    1. bob edwards says:

      Jody —
      Good job on a very informative and well-researched solar-power piece. That’s the sort of “news you can use” that Valley residents need and which seldom, if ever, appears in “the other paper.” Now – when is the full story behind the Sonoma Valley Bank meltdown coming out? :-)

    2. Wow, I had no idea I was going to be in the centerfold!

      The photo on the cover is with local architect Chris Spaulding http://www.csarchitect.net/ in front of his 2.82kW system. Chris’s purchase triggered a $500 donation to the Sonoma Valley High School, where his kids go to school, as part of our Solar for Schools Program. I designed this system for easy expandability as the Spauldings plan on an electric vehicle in their future.
      http://www.realgoodssolar.com/local/northern-california/stop-paying-for-gas/

      The Purdom array is 2.15Kw
      The Cline array is 7.05kW
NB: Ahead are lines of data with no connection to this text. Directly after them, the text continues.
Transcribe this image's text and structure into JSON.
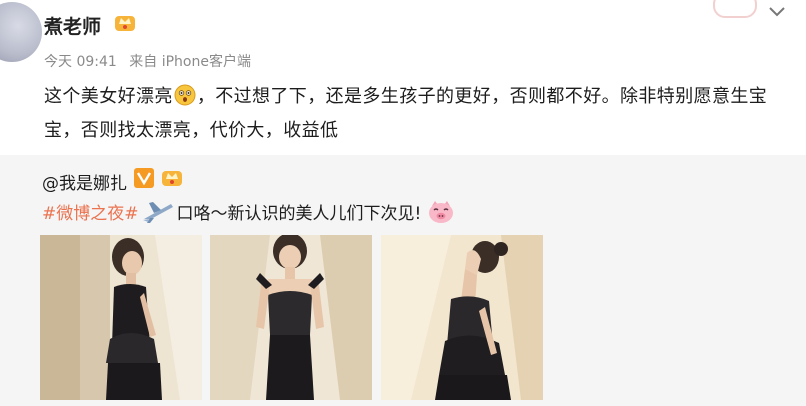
{
  "post": {
    "author": "煮老师",
    "time": "今天 09:41",
    "source": "来自 iPhone客户端",
    "text_part1": "这个美女好漂亮",
    "text_part2": "，不过想了下，还是多生孩子的更好，否则都不好。除非特别愿意生宝宝，否则找太漂亮，代价大，收益低"
  },
  "repost": {
    "author": "@我是娜扎",
    "hashtag": "#微博之夜#",
    "text": "口咯～新认识的美人儿们下次见!",
    "photos": [
      {
        "icon": "photo-dress-side"
      },
      {
        "icon": "photo-dress-front"
      },
      {
        "icon": "photo-dress-profile"
      }
    ]
  },
  "colors": {
    "hashtag": "#eb7350",
    "repost_bg": "#f5f5f5",
    "meta_text": "#8a8a8a"
  }
}
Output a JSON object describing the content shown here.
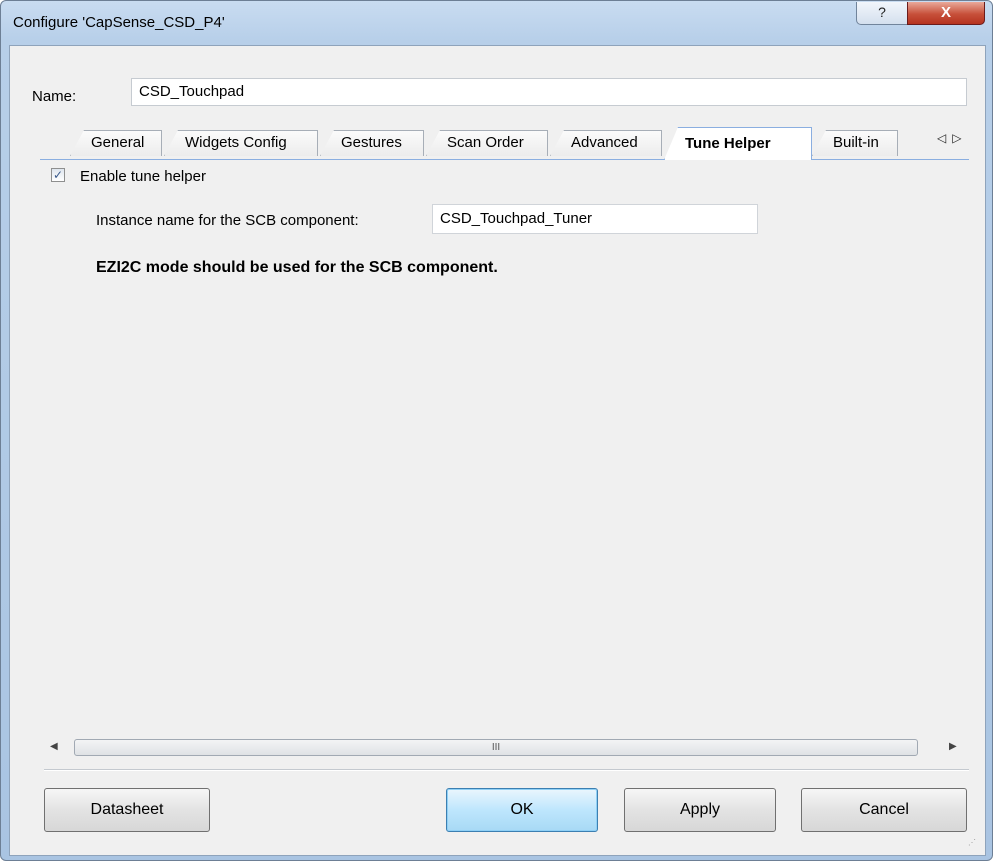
{
  "window": {
    "title": "Configure 'CapSense_CSD_P4'",
    "help_glyph": "?",
    "close_glyph": "X"
  },
  "name_row": {
    "label": "Name:",
    "value": "CSD_Touchpad"
  },
  "tabs": [
    {
      "label": "General",
      "active": false
    },
    {
      "label": "Widgets Config",
      "active": false
    },
    {
      "label": "Gestures",
      "active": false
    },
    {
      "label": "Scan Order",
      "active": false
    },
    {
      "label": "Advanced",
      "active": false
    },
    {
      "label": "Tune Helper",
      "active": true
    },
    {
      "label": "Built-in",
      "active": false
    }
  ],
  "tab_scroll": {
    "left_glyph": "◁",
    "right_glyph": "▷"
  },
  "tune_helper": {
    "enable_checked": true,
    "enable_label": "Enable tune helper",
    "instance_label": "Instance name for the SCB component:",
    "instance_value": "CSD_Touchpad_Tuner",
    "note": "EZI2C mode should be used for the SCB component."
  },
  "scrollbar": {
    "left_glyph": "◀",
    "right_glyph": "▶",
    "thumb_glyph": "III"
  },
  "buttons": {
    "datasheet": "Datasheet",
    "ok": "OK",
    "apply": "Apply",
    "cancel": "Cancel"
  }
}
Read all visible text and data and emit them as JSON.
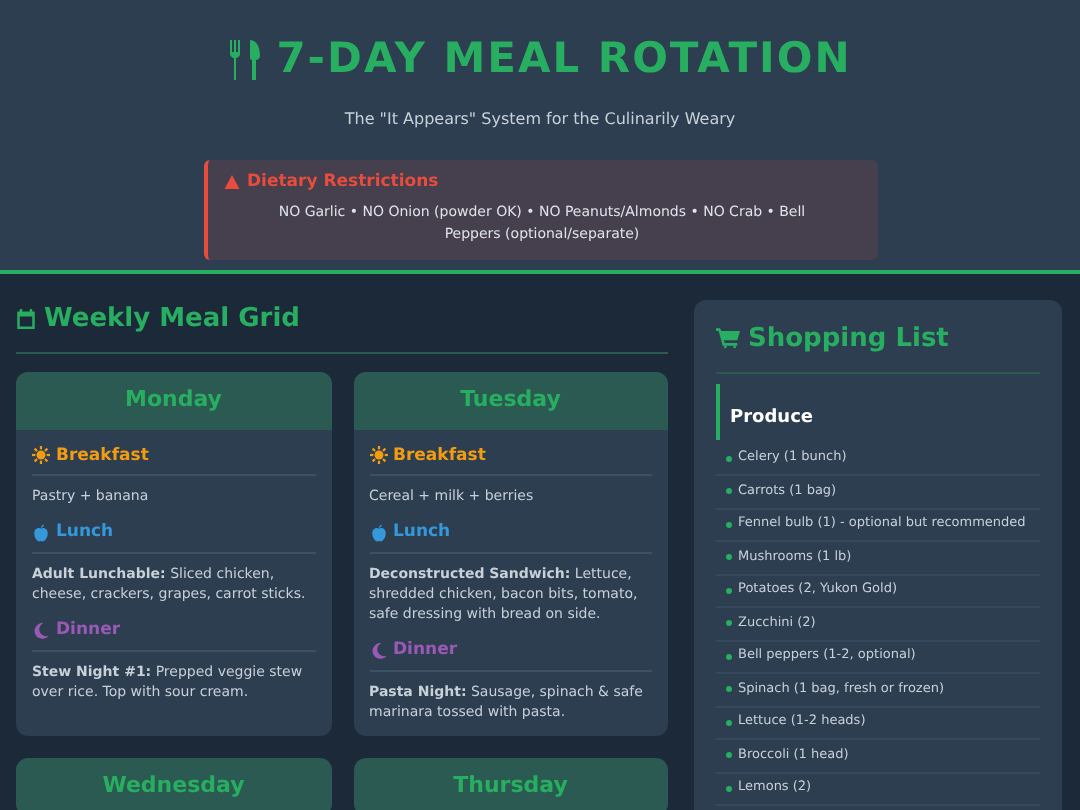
{
  "header": {
    "title": "7-DAY MEAL ROTATION",
    "subtitle": "The \"It Appears\" System for the Culinarily Weary",
    "alert": {
      "title": "Dietary Restrictions",
      "text": "NO Garlic • NO Onion (powder OK) • NO Peanuts/Almonds • NO Crab • Bell Peppers (optional/separate)"
    }
  },
  "grid": {
    "title": "Weekly Meal Grid",
    "days": [
      {
        "name": "Monday",
        "meals": [
          {
            "kind": "breakfast",
            "label": "Breakfast",
            "text": "Pastry + banana"
          },
          {
            "kind": "lunch",
            "label": "Lunch",
            "text": "**Adult Lunchable:** Sliced chicken, cheese, crackers, grapes, carrot sticks."
          },
          {
            "kind": "dinner",
            "label": "Dinner",
            "text": "**Stew Night #1:** Prepped veggie stew over rice. Top with sour cream."
          }
        ]
      },
      {
        "name": "Tuesday",
        "meals": [
          {
            "kind": "breakfast",
            "label": "Breakfast",
            "text": "Cereal + milk + berries"
          },
          {
            "kind": "lunch",
            "label": "Lunch",
            "text": "**Deconstructed Sandwich:** Lettuce, shredded chicken, bacon bits, tomato, safe dressing with bread on side."
          },
          {
            "kind": "dinner",
            "label": "Dinner",
            "text": "**Pasta Night:** Sausage, spinach & safe marinara tossed with pasta."
          }
        ]
      },
      {
        "name": "Wednesday"
      },
      {
        "name": "Thursday"
      }
    ]
  },
  "shopping": {
    "title": "Shopping List",
    "sections": [
      {
        "name": "Produce",
        "items": [
          "Celery (1 bunch)",
          "Carrots (1 bag)",
          "Fennel bulb (1) - optional but recommended",
          "Mushrooms (1 lb)",
          "Potatoes (2, Yukon Gold)",
          "Zucchini (2)",
          "Bell peppers (1-2, optional)",
          "Spinach (1 bag, fresh or frozen)",
          "Lettuce (1-2 heads)",
          "Broccoli (1 head)",
          "Lemons (2)"
        ]
      }
    ]
  }
}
      I’d also like to mention that Sonoma County residents can take advantage of the Sonoma County Energy Independence Program (SCEIP) which offers solar financing with no money down. With SCEIP you don’t even need equity in your home or perfect credit!
      http://www.realgoodssolar.com/local/northern-california/new-sonoma-county-program-creates-an-easy-path-for-homeowners-to-afford-solar/

      Finally, I can be reached at: (707) 331-9679
      anthony.abate@realgoods.com
      or come by the Farmer’s Market for a free solar power consultation.

      Yours Under the Sun,
      Anthony Abate (aka Flying Shakespeare)